[Extracted entries Boundary: Start]

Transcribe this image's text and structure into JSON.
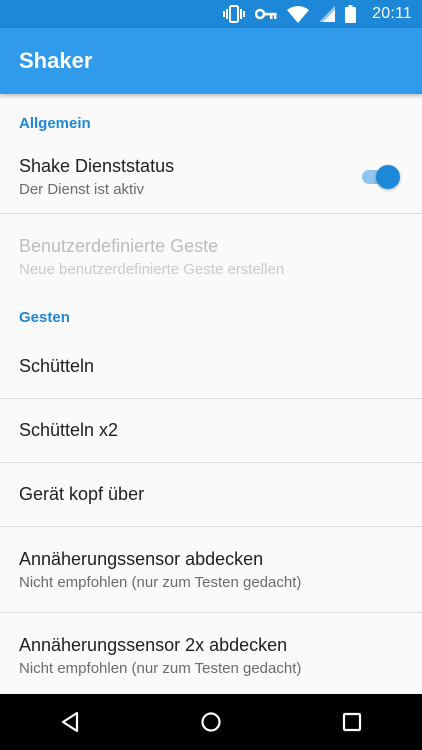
{
  "status_bar": {
    "time": "20:11",
    "icons": [
      "vibrate-icon",
      "vpn-key-icon",
      "wifi-icon",
      "signal-icon",
      "battery-icon"
    ]
  },
  "app_bar": {
    "title": "Shaker"
  },
  "sections": {
    "general": {
      "header": "Allgemein",
      "service": {
        "title": "Shake Dienststatus",
        "summary": "Der Dienst ist aktiv",
        "enabled": true
      },
      "custom_gesture": {
        "title": "Benutzerdefinierte Geste",
        "summary": "Neue benutzerdefinierte Geste erstellen",
        "disabled": true
      }
    },
    "gestures": {
      "header": "Gesten",
      "items": [
        {
          "title": "Schütteln"
        },
        {
          "title": "Schütteln x2"
        },
        {
          "title": "Gerät kopf über"
        },
        {
          "title": "Annäherungssensor abdecken",
          "summary": "Nicht empfohlen (nur zum Testen gedacht)"
        },
        {
          "title": "Annäherungssensor 2x abdecken",
          "summary": "Nicht empfohlen (nur zum Testen gedacht)"
        }
      ]
    }
  },
  "colors": {
    "status_bar": "#1e88d8",
    "app_bar": "#2f9bea",
    "accent": "#1e88d8",
    "switch_track": "#8ec6f0",
    "nav_bar": "#000000"
  },
  "nav_bar": {
    "buttons": [
      "back-icon",
      "home-icon",
      "recents-icon"
    ]
  }
}
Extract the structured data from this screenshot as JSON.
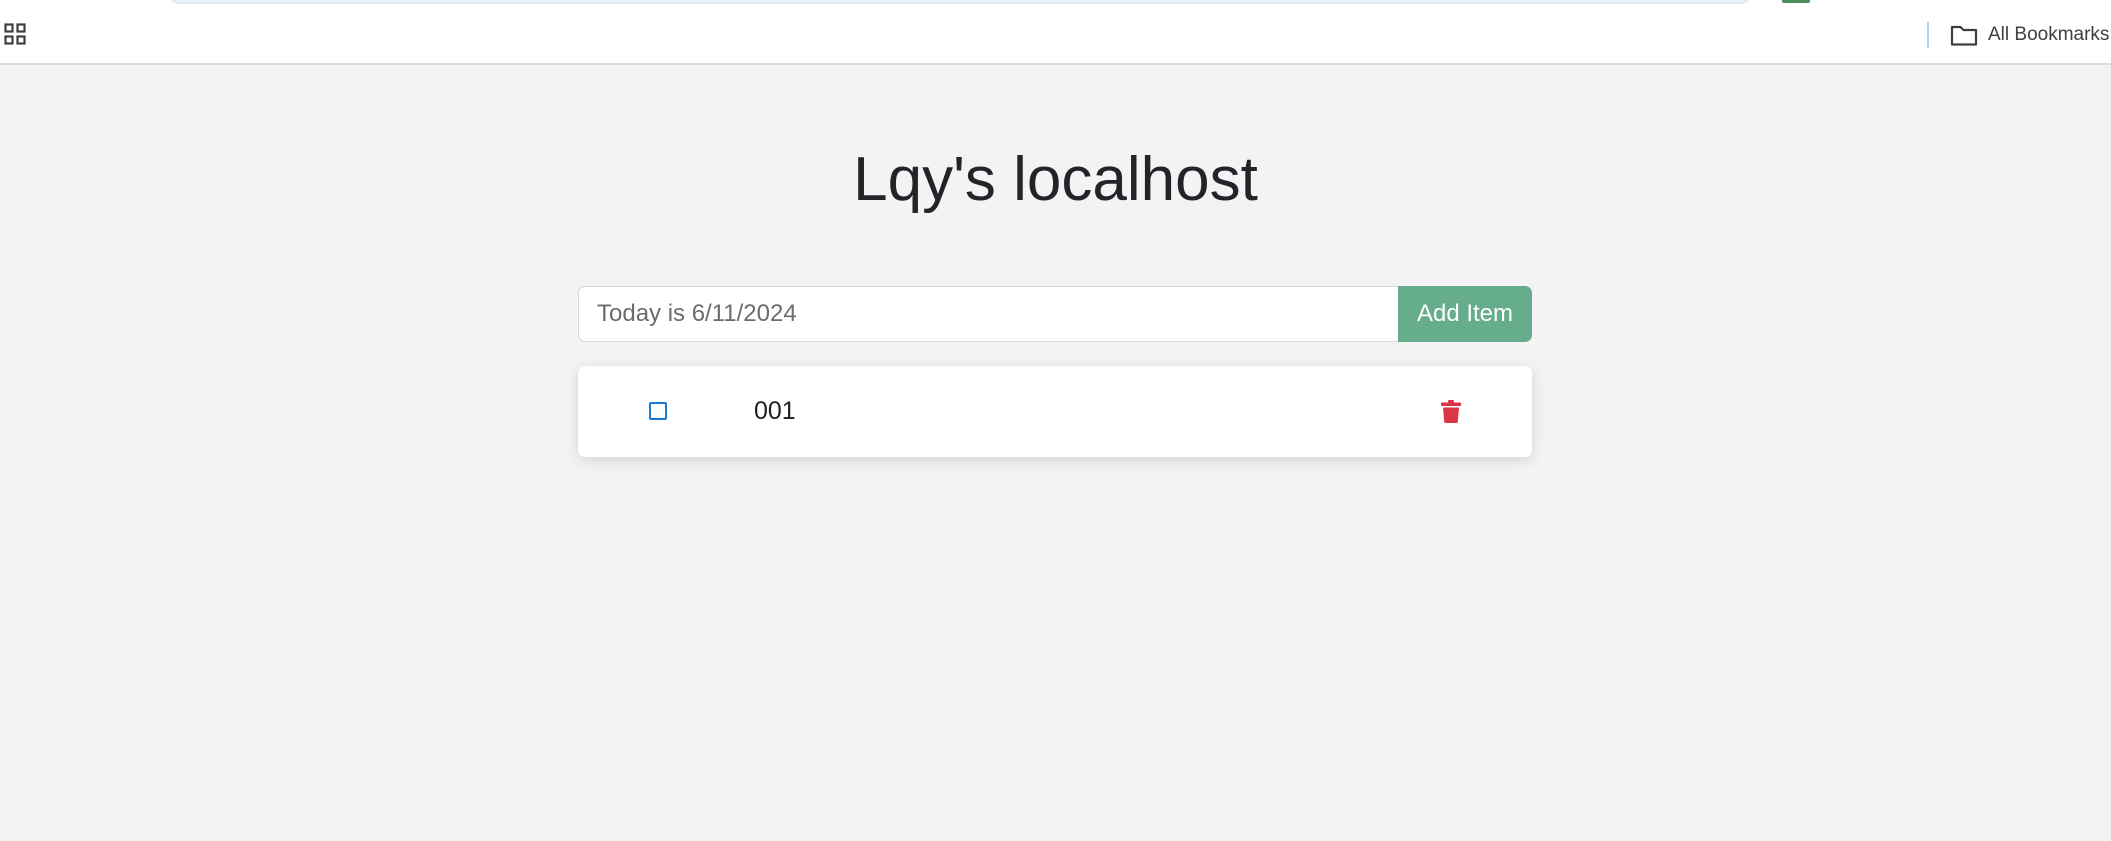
{
  "browser": {
    "bookmarks_bar": {
      "apps_icon": "apps-grid-icon",
      "all_bookmarks_label": "All Bookmarks",
      "all_bookmarks_icon": "folder-icon"
    }
  },
  "page": {
    "title": "Lqy's localhost"
  },
  "add_form": {
    "input_placeholder": "Today is 6/11/2024",
    "input_value": "",
    "add_button_label": "Add Item"
  },
  "todos": [
    {
      "text": "001",
      "checked": false,
      "checkbox_icon": "empty-square-icon",
      "delete_icon": "trash-icon"
    }
  ],
  "colors": {
    "page_background": "#f3f3f3",
    "add_button": "#65ad8b",
    "checkbox": "#1a78d2",
    "delete_icon": "#dc3545",
    "title_text": "#212529"
  }
}
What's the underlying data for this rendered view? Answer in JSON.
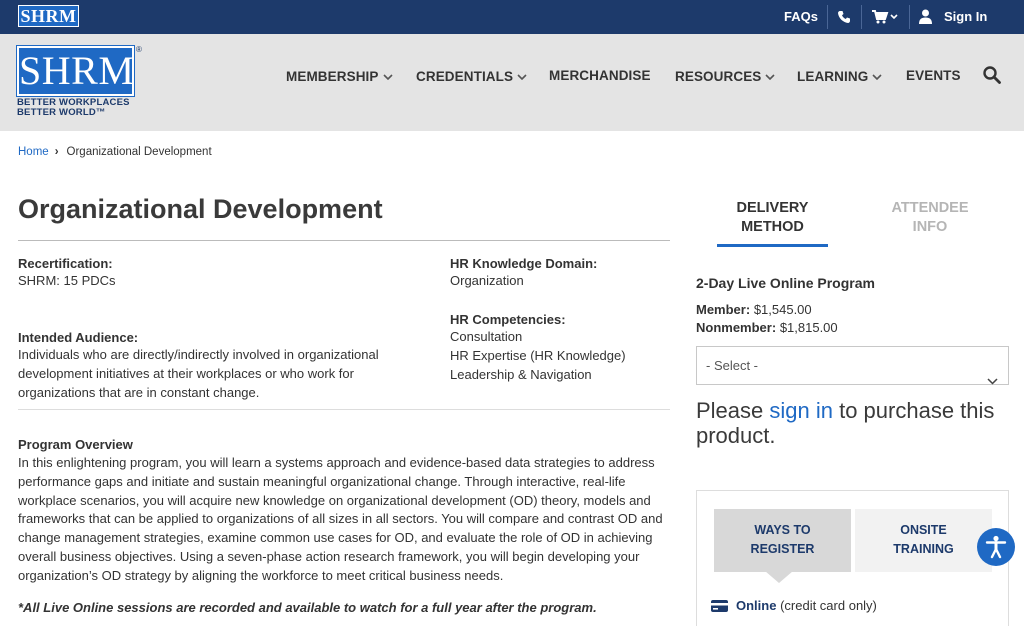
{
  "topbar": {
    "logo": "SHRM",
    "faqs": "FAQs",
    "sign_in": "Sign In",
    "icons": [
      "phone-icon",
      "cart-icon",
      "user-icon"
    ]
  },
  "header": {
    "logo": "SHRM",
    "tagline_1": "BETTER WORKPLACES",
    "tagline_2": "BETTER WORLD™",
    "nav": [
      {
        "label": "MEMBERSHIP",
        "dropdown": true
      },
      {
        "label": "CREDENTIALS",
        "dropdown": true
      },
      {
        "label": "MERCHANDISE",
        "dropdown": false
      },
      {
        "label": "RESOURCES",
        "dropdown": true
      },
      {
        "label": "LEARNING",
        "dropdown": true
      },
      {
        "label": "EVENTS",
        "dropdown": false
      }
    ]
  },
  "breadcrumb": {
    "home": "Home",
    "current": "Organizational Development"
  },
  "page": {
    "title": "Organizational Development",
    "recert_label": "Recertification:",
    "recert_value": "SHRM: 15 PDCs",
    "audience_label": "Intended Audience:",
    "audience_value": "Individuals who are directly/indirectly involved in organizational development initiatives at their workplaces or who work for organizations that are in constant change.",
    "domain_label": "HR Knowledge Domain:",
    "domain_value": "Organization",
    "competencies_label": "HR Competencies:",
    "competencies": [
      "Consultation",
      "HR Expertise (HR Knowledge)",
      "Leadership & Navigation"
    ],
    "overview_label": "Program Overview",
    "overview_text": "In this enlightening program, you will learn a systems approach and evidence-based data strategies to address performance gaps and initiate and sustain meaningful organizational change. Through interactive, real-life workplace scenarios, you will acquire new knowledge on organizational development (OD) theory, models and frameworks that can be applied to organizations of all sizes in all sectors. You will compare and contrast OD and change management strategies, examine common use cases for OD, and evaluate the role of OD in achieving overall business objectives. Using a seven-phase action research framework, you will begin developing your organization’s OD strategy by aligning the workforce to meet critical business needs.",
    "note": "*All Live Online sessions are recorded and available to watch for a full year after the program."
  },
  "sidebar": {
    "tab_delivery": "DELIVERY METHOD",
    "tab_attendee": "ATTENDEE INFO",
    "program_title": "2-Day Live Online Program",
    "member_label": "Member:",
    "member_price": "$1,545.00",
    "nonmember_label": "Nonmember:",
    "nonmember_price": "$1,815.00",
    "select_value": "- Select -",
    "please_1": "Please ",
    "sign_in_link": "sign in",
    "please_2": " to purchase this product.",
    "ways_tab": "WAYS TO REGISTER",
    "onsite_tab": "ONSITE TRAINING",
    "online_label": "Online",
    "online_note": "(credit card only)"
  },
  "colors": {
    "navy": "#1d3a6b",
    "blue": "#1f69c4",
    "header_gray": "#e4e4e4"
  }
}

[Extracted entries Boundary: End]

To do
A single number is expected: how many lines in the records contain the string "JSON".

Result
3